I was just looking over this post again and i realised i made a mistake! The correct cmd command would be this instead.

bcdedit /set "{bootmgr}" path \EFI\ubuntu\grubx64.efi

Well you can always use two different drives. In fact i hate to waste the time effort dual booting like that when it is far easier just to grab a cheap 64g ssd and call it good. Life made simple. :)

Hmmm... I just ordered an external hdd in preparation for Win10 (I want to do a clean install, wipe my drives, but I want to save my Steam games and important documents). Perhaps when the drive has served its purpose I can partition it into a few sections and install several different Linux OS's. And since the drive is portable, I would think I could plug it in to numerous computers and use @gerkinyagerkin's command to tell windows that it has several bootable drives. Would I be correct in thinking this?

Are using a laptop or desktop? I guess i forgot to ask and might of stuck my foot in my mouth?

Right now I am using a desktop, so no worries. But I will be going to college next year and figure i could benefit from having added portable storage for a laptop and/or for use as multiple bootable environments on said laptop.

When dual booting, I usually either let it boot to windows or go into bios and pick my linux drive to boot from. I will have to try that idea myself to see how well that works.

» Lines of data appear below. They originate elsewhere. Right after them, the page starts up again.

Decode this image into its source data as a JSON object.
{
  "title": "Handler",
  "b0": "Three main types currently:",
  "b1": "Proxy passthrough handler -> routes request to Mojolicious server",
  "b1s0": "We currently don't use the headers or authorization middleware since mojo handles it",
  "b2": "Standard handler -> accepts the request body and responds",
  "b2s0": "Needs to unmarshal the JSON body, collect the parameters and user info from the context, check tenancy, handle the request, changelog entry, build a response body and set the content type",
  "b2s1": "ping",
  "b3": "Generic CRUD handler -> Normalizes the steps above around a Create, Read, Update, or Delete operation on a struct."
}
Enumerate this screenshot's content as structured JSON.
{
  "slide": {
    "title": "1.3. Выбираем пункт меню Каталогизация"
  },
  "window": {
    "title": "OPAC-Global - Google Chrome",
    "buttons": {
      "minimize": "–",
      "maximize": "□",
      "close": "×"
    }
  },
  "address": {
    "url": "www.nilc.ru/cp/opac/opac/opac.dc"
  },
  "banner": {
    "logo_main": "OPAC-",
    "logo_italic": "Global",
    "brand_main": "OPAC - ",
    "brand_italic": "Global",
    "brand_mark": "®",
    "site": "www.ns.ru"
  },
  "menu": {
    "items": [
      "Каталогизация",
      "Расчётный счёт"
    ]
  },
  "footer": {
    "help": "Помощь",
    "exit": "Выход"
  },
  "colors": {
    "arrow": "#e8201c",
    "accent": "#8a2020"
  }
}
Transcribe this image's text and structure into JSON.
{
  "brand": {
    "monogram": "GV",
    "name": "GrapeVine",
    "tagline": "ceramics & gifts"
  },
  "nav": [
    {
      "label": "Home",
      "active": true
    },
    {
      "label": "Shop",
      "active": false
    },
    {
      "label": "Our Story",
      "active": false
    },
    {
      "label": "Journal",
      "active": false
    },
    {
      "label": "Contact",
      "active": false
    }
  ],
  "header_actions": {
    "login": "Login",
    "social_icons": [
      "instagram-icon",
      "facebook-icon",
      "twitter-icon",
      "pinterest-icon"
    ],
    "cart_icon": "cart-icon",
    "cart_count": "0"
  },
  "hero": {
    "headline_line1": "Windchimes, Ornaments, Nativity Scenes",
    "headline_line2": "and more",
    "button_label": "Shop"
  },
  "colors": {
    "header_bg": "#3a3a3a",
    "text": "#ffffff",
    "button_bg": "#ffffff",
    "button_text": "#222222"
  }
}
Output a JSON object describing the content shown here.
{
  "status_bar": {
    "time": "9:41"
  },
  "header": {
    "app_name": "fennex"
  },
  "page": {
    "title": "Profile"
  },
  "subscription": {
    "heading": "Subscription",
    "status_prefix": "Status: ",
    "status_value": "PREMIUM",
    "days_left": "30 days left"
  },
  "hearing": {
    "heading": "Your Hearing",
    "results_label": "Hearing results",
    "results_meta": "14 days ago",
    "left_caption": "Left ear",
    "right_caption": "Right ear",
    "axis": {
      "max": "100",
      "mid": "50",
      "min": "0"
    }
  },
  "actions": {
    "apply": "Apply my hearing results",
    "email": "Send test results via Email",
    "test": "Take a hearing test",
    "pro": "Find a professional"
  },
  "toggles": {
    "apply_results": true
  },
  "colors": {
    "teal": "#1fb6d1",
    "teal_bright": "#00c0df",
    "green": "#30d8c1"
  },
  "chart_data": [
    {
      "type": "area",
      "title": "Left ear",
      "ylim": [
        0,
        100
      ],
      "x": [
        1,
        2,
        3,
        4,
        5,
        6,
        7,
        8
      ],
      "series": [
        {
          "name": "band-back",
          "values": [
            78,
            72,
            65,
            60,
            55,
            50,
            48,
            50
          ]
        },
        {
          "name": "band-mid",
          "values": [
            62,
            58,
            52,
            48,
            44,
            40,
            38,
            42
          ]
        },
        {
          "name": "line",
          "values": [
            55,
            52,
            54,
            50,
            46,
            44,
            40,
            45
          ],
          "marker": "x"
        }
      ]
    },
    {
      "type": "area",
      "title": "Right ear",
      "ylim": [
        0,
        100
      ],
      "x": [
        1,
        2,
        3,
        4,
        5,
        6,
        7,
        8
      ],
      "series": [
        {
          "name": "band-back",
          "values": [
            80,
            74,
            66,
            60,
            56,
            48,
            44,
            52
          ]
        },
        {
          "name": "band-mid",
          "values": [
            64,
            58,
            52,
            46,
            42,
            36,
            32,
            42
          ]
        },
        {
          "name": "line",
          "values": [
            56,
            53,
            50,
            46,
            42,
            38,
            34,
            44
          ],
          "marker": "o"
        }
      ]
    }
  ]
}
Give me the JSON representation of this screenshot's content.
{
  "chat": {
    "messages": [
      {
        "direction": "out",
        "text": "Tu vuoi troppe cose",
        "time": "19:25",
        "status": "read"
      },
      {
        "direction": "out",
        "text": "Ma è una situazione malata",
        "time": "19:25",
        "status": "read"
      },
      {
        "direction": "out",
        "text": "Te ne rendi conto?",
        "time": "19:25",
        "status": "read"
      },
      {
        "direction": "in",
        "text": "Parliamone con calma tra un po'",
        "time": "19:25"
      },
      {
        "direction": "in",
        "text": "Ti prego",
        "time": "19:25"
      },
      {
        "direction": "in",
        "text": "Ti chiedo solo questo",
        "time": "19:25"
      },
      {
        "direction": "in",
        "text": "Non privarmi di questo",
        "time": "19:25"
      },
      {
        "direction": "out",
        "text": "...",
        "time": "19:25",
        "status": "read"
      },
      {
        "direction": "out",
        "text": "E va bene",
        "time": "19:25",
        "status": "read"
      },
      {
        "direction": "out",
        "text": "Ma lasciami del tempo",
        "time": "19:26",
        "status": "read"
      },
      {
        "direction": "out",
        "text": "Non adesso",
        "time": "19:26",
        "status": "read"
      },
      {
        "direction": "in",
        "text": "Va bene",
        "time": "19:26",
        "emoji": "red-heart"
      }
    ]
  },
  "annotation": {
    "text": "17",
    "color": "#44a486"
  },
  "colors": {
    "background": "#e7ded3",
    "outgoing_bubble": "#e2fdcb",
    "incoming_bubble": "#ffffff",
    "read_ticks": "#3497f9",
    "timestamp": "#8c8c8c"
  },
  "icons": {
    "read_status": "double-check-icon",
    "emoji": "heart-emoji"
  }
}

I envy you and your desktop. I wish i was home enough to actually use mine!

I have minions that do my traveling for me. :)